Watch Yourself
It’s always helpful to get feedback on what techniques and movements cause you to hit the ball well and what tendencies detract from your hitting ability.  Try videotaping yourself every so often.  Watch the video to see what you look like swinging the bat.  Slow it down so you can catch the details of what you’re doing both when you hit the ball well and when you struggle.  Each hitter has a unique style. Having a first-hand look at your posture and technique allows you to visualize the corrections you need to make and to become more confident in your hitting strengths.

Becoming a reliable hitter encompasses a range of skills within the skill.  There are thousands of tips and tricks that can be used to develop your hitting game and bring it to a higher level.  The ultimate end for expending the effort to become a better hitter will be a guaranteed spot in the lineup, and a lot of successful trips around the bases.

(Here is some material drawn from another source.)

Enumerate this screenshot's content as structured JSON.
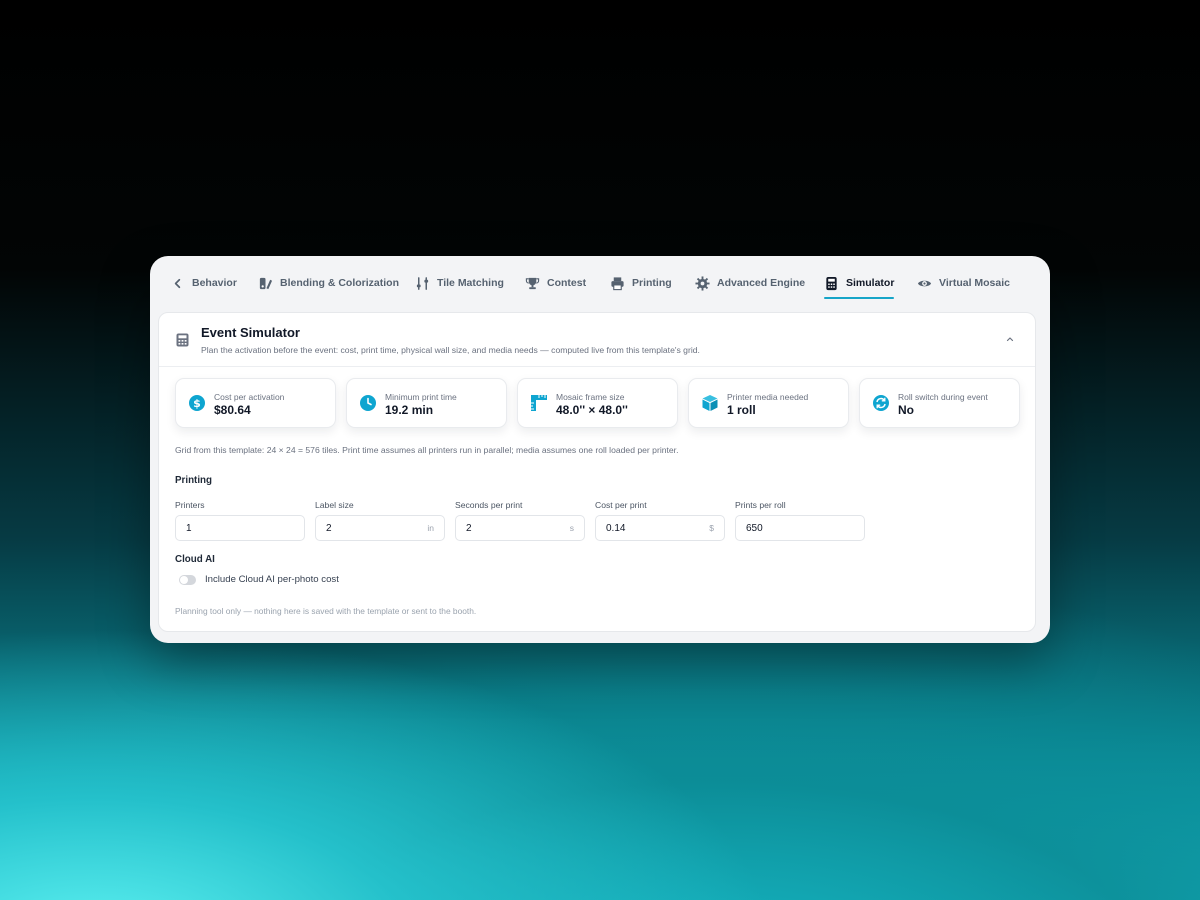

Richard Robbins is one of the owners of RobbinsSports.com, an online retailer of baseball jerseys, baseball uniforms, and baseball equipment.